In August 2005, Thomas Devlin, a fifteen year old school boy, was stabbed to death near his house when he was at a local shop to buying sweets. There were two killers involved. However, the act of stabbing was physically done by one criminal while the other one helped in executing the crime.
Ms. Holloway, the mother of the murdered child, conducted a high-profile campaign to get both of the killers equally punished under the doctrine of ‘Joint Enterprise,’ and she was successful in her endeavors. According to the Criminal Law, criminals are categorized as offenders liable for their own actions but after the application of the Doctrine of the Joint Enterprise, everyone who had a role to play in the execution of crime is held responsible as a guilty offender. According to the judge, “conviction demonstrates that those who engage in violence willingly must take full responsibility, not just for what they do themselves, but for the actions of others that they go about with and with whom they act in concert.”

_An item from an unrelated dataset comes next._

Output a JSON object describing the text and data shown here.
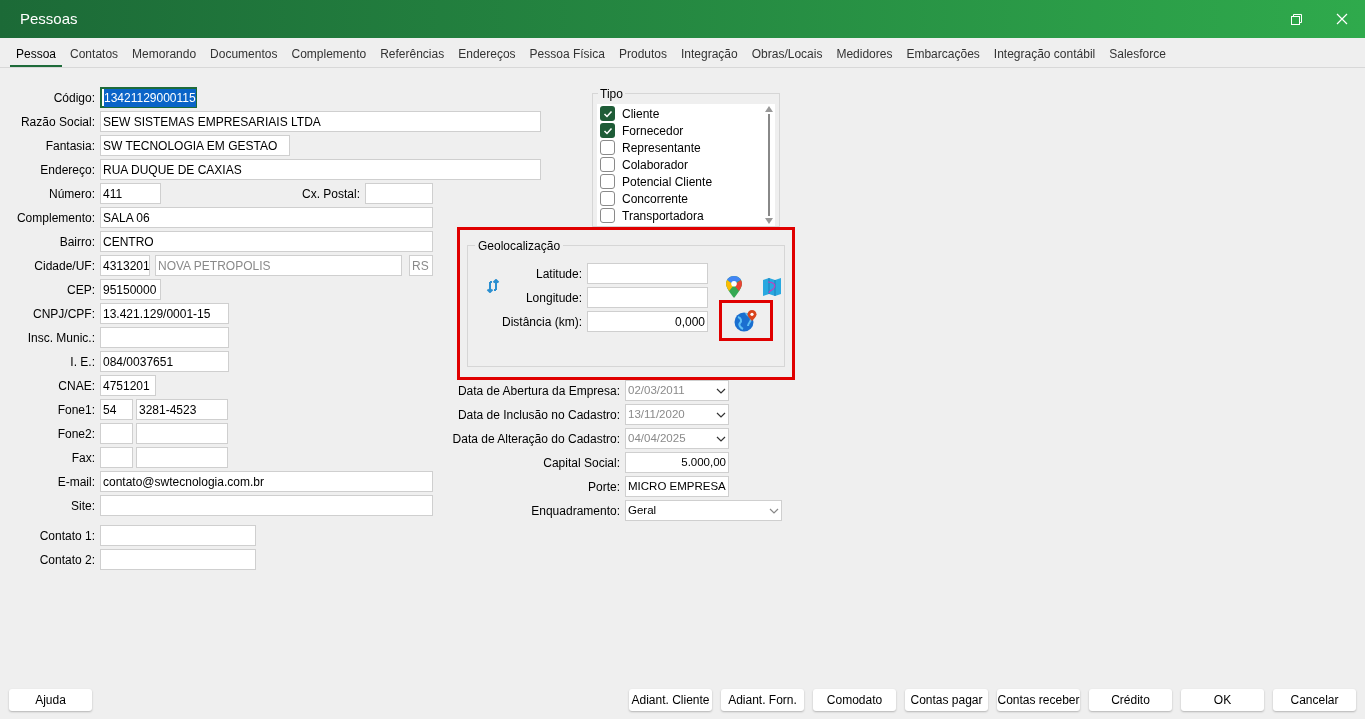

However, this case had serious ramifications on many other crimes and cases of similar nature. Many victims pleaded the court to use the law of ‘Joint Enterprise’ to punish all the members involved in crime whether their involvement was at a small or large scale.
As a matter of fact, Public Prosecution Service in Northern Ireland has been extremely cautious in the application of ‘Joint Enterprise’ because more often than not, crimes of severe nature involve extremely severe punishment.
Recently, due to ongoing debate for multiple years the Supreme Court came up with the conclusion that application of the ‘Joint Enterprise’ is differs from case to case depending on the nature of the crime. This statement made by the Supreme Court has opened up to as much as six hundred cases where the punished criminals are hoping to have a way around the law of ‘Joint Enterprise.’
Although, judge Lord Neuberger added that, ” The ruling did not automatically mean that all previous joint enterprise convictions were unsafe.”